_Information provided:_
+++

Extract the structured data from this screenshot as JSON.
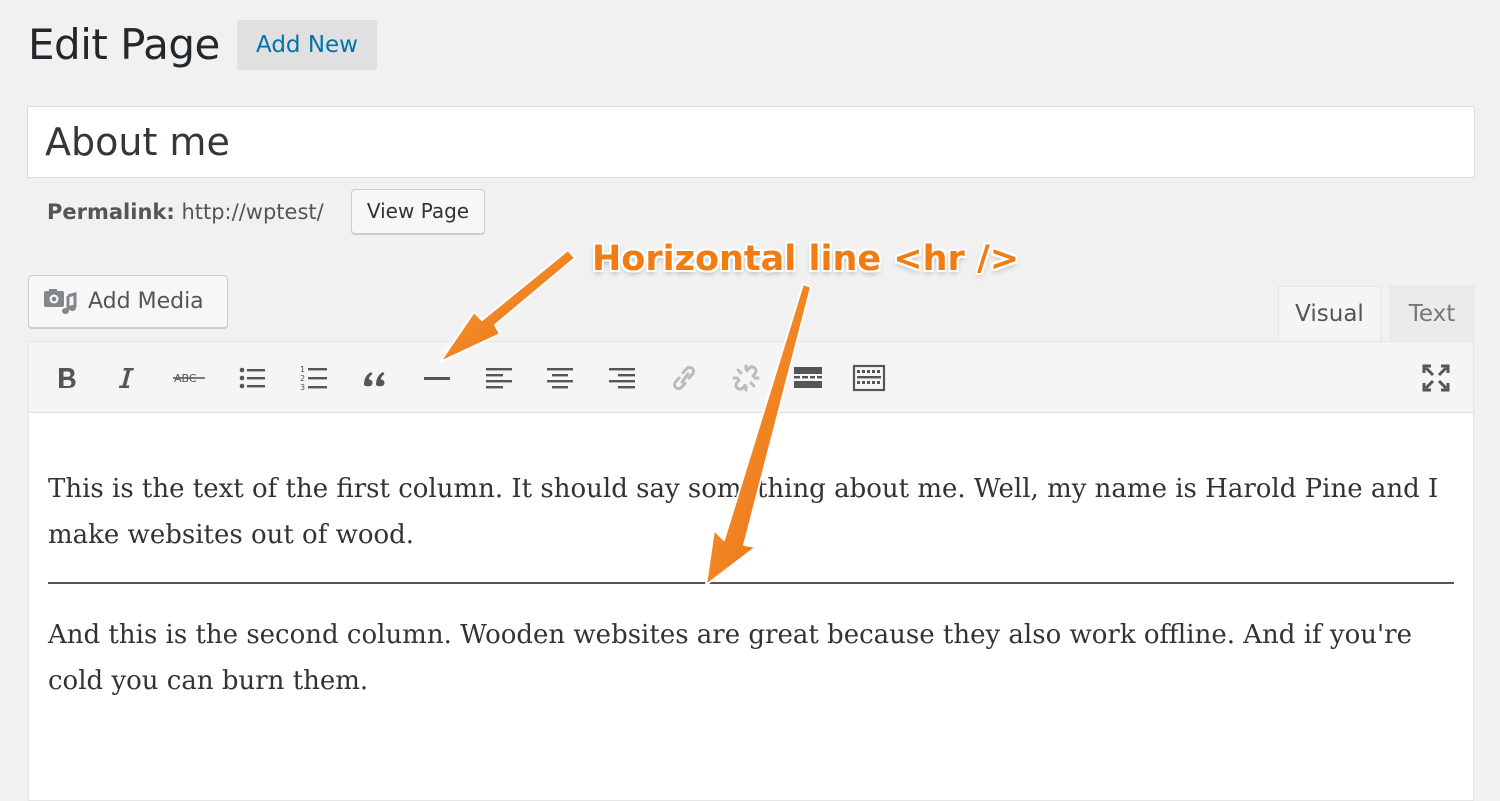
{
  "header": {
    "title": "Edit Page",
    "add_new_label": "Add New"
  },
  "post": {
    "title_value": "About me",
    "permalink_label": "Permalink:",
    "permalink_url": "http://wptest/",
    "view_page_label": "View Page"
  },
  "media": {
    "add_media_label": "Add Media"
  },
  "tabs": [
    {
      "label": "Visual",
      "active": true
    },
    {
      "label": "Text",
      "active": false
    }
  ],
  "toolbar": {
    "buttons": [
      "bold-icon",
      "italic-icon",
      "strikethrough-icon",
      "bullet-list-icon",
      "numbered-list-icon",
      "blockquote-icon",
      "horizontal-line-icon",
      "align-left-icon",
      "align-center-icon",
      "align-right-icon",
      "link-icon",
      "unlink-icon",
      "read-more-icon",
      "toolbar-toggle-icon",
      "fullscreen-icon"
    ]
  },
  "content": {
    "paragraph1": "This is the text of the first column. It should say something about me. Well, my name is Harold Pine and I make websites out of wood.",
    "paragraph2": "And this is the second column. Wooden websites are great because they also work offline. And if you're cold you can burn them."
  },
  "annotation": {
    "text": "Horizontal line <hr />",
    "color": "#f07c12"
  }
}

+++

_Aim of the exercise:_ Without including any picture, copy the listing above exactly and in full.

_Your response:_
Extract the structured data from this screenshot as JSON.
{
  "header": {
    "title": "Edit Page",
    "add_new_label": "Add New"
  },
  "post": {
    "title_value": "About me",
    "permalink_label": "Permalink:",
    "permalink_url": "http://wptest/",
    "view_page_label": "View Page"
  },
  "media": {
    "add_media_label": "Add Media"
  },
  "tabs": [
    {
      "label": "Visual",
      "active": true
    },
    {
      "label": "Text",
      "active": false
    }
  ],
  "toolbar": {
    "buttons": [
      "bold-icon",
      "italic-icon",
      "strikethrough-icon",
      "bullet-list-icon",
      "numbered-list-icon",
      "blockquote-icon",
      "horizontal-line-icon",
      "align-left-icon",
      "align-center-icon",
      "align-right-icon",
      "link-icon",
      "unlink-icon",
      "read-more-icon",
      "toolbar-toggle-icon",
      "fullscreen-icon"
    ]
  },
  "content": {
    "paragraph1": "This is the text of the first column. It should say something about me. Well, my name is Harold Pine and I make websites out of wood.",
    "paragraph2": "And this is the second column. Wooden websites are great because they also work offline. And if you're cold you can burn them."
  },
  "annotation": {
    "text": "Horizontal line <hr />",
    "color": "#f07c12"
  }
}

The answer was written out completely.